**Exercise requirements:** Set the data down again, exactly as it reads, but without the pictures.

=== Begin Enclosure ===

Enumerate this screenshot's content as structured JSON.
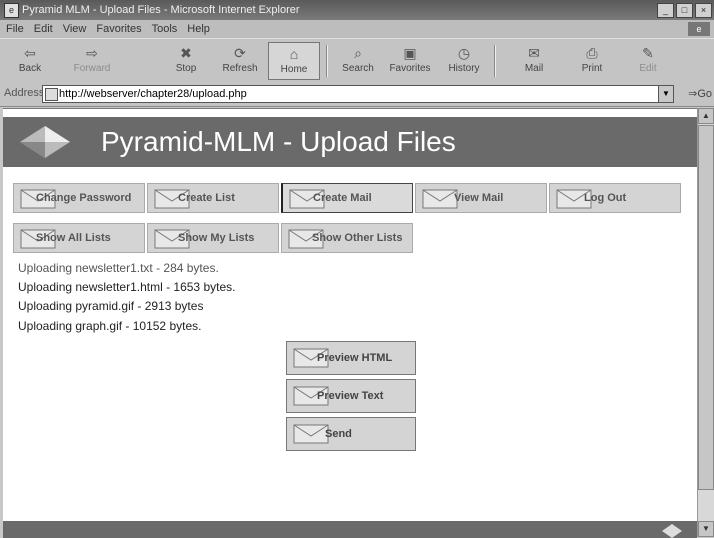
{
  "window": {
    "title": "Pyramid MLM - Upload Files - Microsoft Internet Explorer"
  },
  "menu": [
    "File",
    "Edit",
    "View",
    "Favorites",
    "Tools",
    "Help"
  ],
  "toolbar": {
    "back": "Back",
    "forward": "Forward",
    "stop": "Stop",
    "refresh": "Refresh",
    "home": "Home",
    "search": "Search",
    "favorites": "Favorites",
    "history": "History",
    "mail": "Mail",
    "print": "Print",
    "edit": "Edit"
  },
  "address": {
    "label": "Address",
    "url": "http://webserver/chapter28/upload.php",
    "go": "Go"
  },
  "page": {
    "title": "Pyramid-MLM - Upload Files",
    "nav_row1": [
      "Change Password",
      "Create List",
      "Create Mail",
      "View Mail",
      "Log Out"
    ],
    "nav_row2": [
      "Show All Lists",
      "Show My Lists",
      "Show Other Lists"
    ],
    "upload_lines": [
      "Uploading newsletter1.txt - 284 bytes.",
      "Uploading newsletter1.html - 1653 bytes.",
      "Uploading pyramid.gif - 2913 bytes",
      "Uploading graph.gif - 10152 bytes."
    ],
    "actions": [
      "Preview HTML",
      "Preview Text",
      "Send"
    ]
  }
}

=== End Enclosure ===

**Worked solution:**
Enumerate this screenshot's content as structured JSON.
{
  "window": {
    "title": "Pyramid MLM - Upload Files - Microsoft Internet Explorer"
  },
  "menu": [
    "File",
    "Edit",
    "View",
    "Favorites",
    "Tools",
    "Help"
  ],
  "toolbar": {
    "back": "Back",
    "forward": "Forward",
    "stop": "Stop",
    "refresh": "Refresh",
    "home": "Home",
    "search": "Search",
    "favorites": "Favorites",
    "history": "History",
    "mail": "Mail",
    "print": "Print",
    "edit": "Edit"
  },
  "address": {
    "label": "Address",
    "url": "http://webserver/chapter28/upload.php",
    "go": "Go"
  },
  "page": {
    "title": "Pyramid-MLM - Upload Files",
    "nav_row1": [
      "Change Password",
      "Create List",
      "Create Mail",
      "View Mail",
      "Log Out"
    ],
    "nav_row2": [
      "Show All Lists",
      "Show My Lists",
      "Show Other Lists"
    ],
    "upload_lines": [
      "Uploading newsletter1.txt - 284 bytes.",
      "Uploading newsletter1.html - 1653 bytes.",
      "Uploading pyramid.gif - 2913 bytes",
      "Uploading graph.gif - 10152 bytes."
    ],
    "actions": [
      "Preview HTML",
      "Preview Text",
      "Send"
    ]
  }
}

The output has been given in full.